This above pictured is of original art from the recent San Diego Comic-Con I attended. Which got me thinking a lot about the work of Charles Schulz through his strips of Charlie Brown, Lucy, Linus, Snoopy, and the rest of the Peanuts gang.
I grew up with the Peanuts strips, then all eventually stopped as I would no longer read the newspaper cartoons, or feel the allure of the paperback compilations. My sequential art appreciation evolved more into serialized comic books with more hard-edged fiction, complex storytelling, and abstract, fantastical settings.
But attending the latest San Diego Comic-Con, I passed by a booth with this displayed for-sale original art strip.
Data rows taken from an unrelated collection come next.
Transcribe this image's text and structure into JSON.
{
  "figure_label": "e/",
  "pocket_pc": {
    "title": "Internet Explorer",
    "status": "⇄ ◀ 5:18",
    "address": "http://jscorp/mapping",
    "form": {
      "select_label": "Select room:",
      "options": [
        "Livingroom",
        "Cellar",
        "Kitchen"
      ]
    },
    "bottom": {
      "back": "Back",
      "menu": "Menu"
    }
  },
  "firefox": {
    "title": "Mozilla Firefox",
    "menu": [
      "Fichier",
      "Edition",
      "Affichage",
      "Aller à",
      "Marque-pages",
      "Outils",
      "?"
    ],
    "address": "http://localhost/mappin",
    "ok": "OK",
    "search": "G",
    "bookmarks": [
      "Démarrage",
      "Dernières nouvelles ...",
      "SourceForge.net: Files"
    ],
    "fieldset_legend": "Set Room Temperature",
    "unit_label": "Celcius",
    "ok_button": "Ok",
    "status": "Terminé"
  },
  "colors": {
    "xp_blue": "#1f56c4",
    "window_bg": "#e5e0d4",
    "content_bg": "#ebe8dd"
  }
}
The beautiful four-panel magic of Schulz transitional reaction to Lucy’s suggestion of simplifying love by focusing on a particular complexity, perhaps leading to a new emotion. But Snoopy, being a struggling writer who I can relate to, finds such a complex emotion isn’t easily simplified the more you focus on. Agony can be enduring, overbearing to comprehend; especially when expressing deep emotion.
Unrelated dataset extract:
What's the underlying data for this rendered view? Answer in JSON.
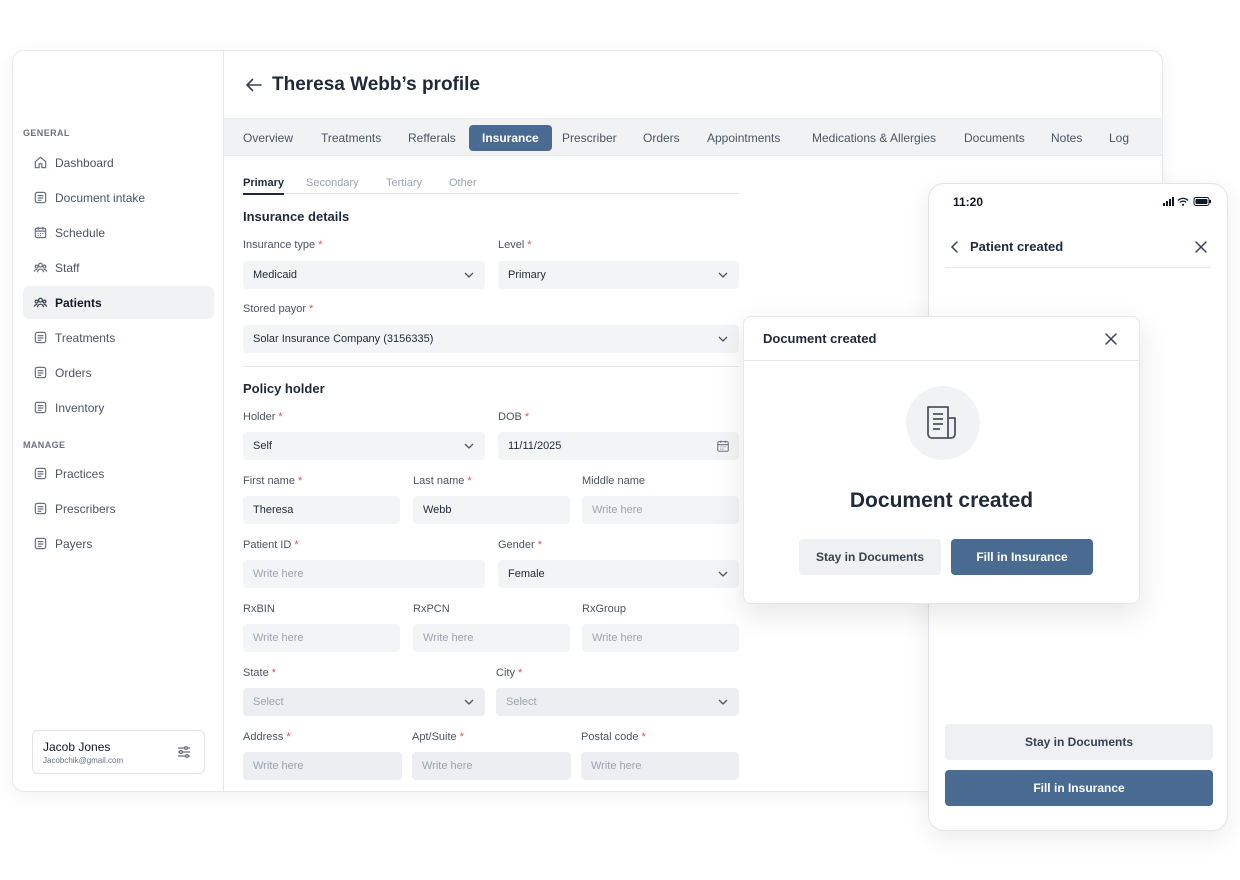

– Orion T
Happiness is watching some Peanuts cartoon from the warmth of your surroundings. These good times with Charlie Brown and the gang do not have to be from the home, or with familiars, or in direct gaze at the screen.
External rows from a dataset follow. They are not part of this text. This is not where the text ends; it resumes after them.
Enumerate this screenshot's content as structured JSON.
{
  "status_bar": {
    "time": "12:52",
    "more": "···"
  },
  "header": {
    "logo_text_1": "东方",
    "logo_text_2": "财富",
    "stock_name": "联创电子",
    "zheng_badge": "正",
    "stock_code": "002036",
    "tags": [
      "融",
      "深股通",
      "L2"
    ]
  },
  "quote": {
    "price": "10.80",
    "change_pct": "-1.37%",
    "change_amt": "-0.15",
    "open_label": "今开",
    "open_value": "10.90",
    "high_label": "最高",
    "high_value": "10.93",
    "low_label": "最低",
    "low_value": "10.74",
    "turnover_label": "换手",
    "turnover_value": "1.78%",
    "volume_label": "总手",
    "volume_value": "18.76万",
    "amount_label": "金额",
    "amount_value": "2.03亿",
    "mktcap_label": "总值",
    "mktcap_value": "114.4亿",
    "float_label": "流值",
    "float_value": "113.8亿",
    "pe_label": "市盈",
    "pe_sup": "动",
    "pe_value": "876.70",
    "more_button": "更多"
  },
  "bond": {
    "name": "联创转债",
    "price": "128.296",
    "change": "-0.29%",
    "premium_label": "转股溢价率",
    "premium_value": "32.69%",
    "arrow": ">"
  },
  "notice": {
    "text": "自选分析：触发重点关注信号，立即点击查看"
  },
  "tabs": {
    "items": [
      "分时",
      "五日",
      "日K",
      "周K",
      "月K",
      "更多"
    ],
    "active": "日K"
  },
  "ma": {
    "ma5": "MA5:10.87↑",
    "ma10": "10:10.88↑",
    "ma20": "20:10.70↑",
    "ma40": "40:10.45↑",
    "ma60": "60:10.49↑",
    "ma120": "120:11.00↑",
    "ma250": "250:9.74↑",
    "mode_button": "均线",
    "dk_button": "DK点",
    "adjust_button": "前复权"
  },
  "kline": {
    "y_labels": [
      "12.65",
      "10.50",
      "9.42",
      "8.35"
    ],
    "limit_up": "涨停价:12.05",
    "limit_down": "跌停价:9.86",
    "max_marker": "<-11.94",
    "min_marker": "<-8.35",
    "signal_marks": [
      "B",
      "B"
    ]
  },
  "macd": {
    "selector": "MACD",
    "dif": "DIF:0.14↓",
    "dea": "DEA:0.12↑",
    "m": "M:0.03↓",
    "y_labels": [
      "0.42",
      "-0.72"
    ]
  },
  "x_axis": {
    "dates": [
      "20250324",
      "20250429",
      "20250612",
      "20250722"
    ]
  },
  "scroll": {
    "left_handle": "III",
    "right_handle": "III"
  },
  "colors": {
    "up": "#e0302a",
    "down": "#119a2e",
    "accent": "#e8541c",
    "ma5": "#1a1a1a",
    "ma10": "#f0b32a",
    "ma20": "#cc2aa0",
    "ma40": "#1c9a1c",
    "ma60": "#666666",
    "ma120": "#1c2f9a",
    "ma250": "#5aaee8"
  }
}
You’re a good man, Charlie Brown.
I think I came this way to write and share my mind with the world. It’s what I do, and enjoy most in life. What about you?
As for the picture above, I love the Peanuts comic strips and related anything brought to life by Charles Schulz. Especially, Charlie Brown. Everything about Charlie Brown is wonderful, easy to relate. He is an emphatic symbol for all who strive, and keep going no matter the result. Throughout and afterwards of his own actions – we find questions, explorations, reflections not just in our favorite blockhead, but in ourselves. Charlie Brown’s conclusions are often humorous, and understanding. We learn from him, to best enjoy and perhaps appreciate our little failures in life, at least for a chuckle. Then, we find other reasons to smile, often the less complicated life things work best, like peanut butter sandwiches and funny dogs.
Concerning the above picture: I love the transitional flipping of black and white. This adds much more to the message and conclusive question. As a result, I feel Charlie Brown may have pondered this for a while. The differences in time between panels could have been minutes or days, perhaps years; I think it’s all the same. As to what leads him to this rumination process, we could only imagine. Losing another baseball game? Another awkward encounter with the Little-Red Haired Girl? Another 5-cent psychiatric evaluation with Lucy Van Pelt? Or perhaps, nothing at all..
I know not the original source of the above picture. The pic was on my hard drive for a long time and forgotten until now. I felt it needed sharing. If anyone knows more info: including the original printed platform, publication date, additional context; please share.